What you then have to do, is choose which functions you want to be visible to users linking against your library and make them visible by marking them with a visible attribute.

E.g.

void __attribute__((visibility("default"))) Exported()
{
    // ...
}
1
  • 5
    And naturally you will want to create a macro like MYLIB_PUBLIC or something similar to make this cleaner. Commented Jan 27, 2014 at 13:53
13

It reduces storing unnecessary symbol information that is private to the Shared Objects.

Consider a shared object which has more than 10,000 symbols (functions/global variables), but only 100 of them were public functions accessible to the library users. We can make the only 100 functions as visible to others and remaining 9,900 symbols shall be kept private.

It can be also used to reduce shared object's size, because its relocation table will have only 100 symbols of information.

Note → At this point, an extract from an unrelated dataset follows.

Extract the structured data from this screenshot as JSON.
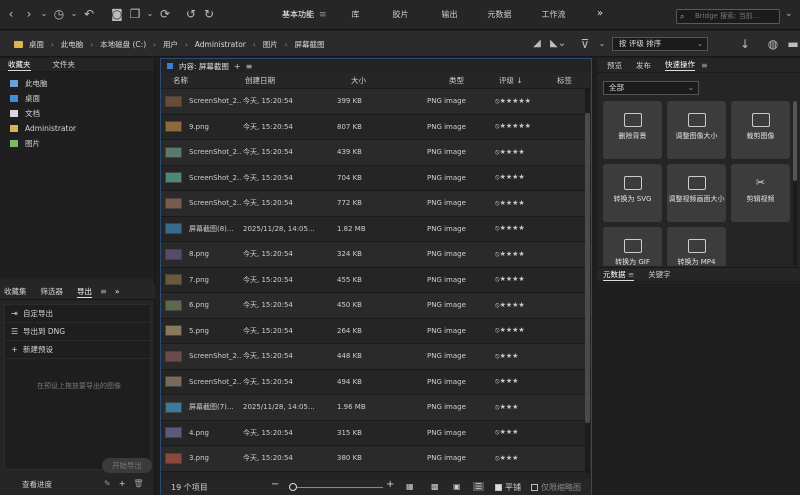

Using this flag along with -ffunction-sections -fdata-sections will reduce the shared object size further by having the definition which is relevant to those 100 symbols.

2
  • It was such a nice answer, but what if I use -fPIC -no-plt together with linker options: -z now -z retro? In this way, lazy loading is disabled completely. So are relocations. Commented Mar 27, 2020 at 0:34
  • @AlirezaMohamadi I think -z retro is maybe -z relro? IIUC the downside to your suggestion is that you're forcing eager resolution of all symbols which can lead to slower startup time (e.g. forces resolution of all symbols at dlopen).
    – mrkj
    Commented Feb 8 at 19:24

Your Answer

By clicking “Post Your Answer”, you agree to our terms of service and acknowledge you have read our privacy policy.

Not the answer you're looking for? Browse other questions tagged or ask your own question.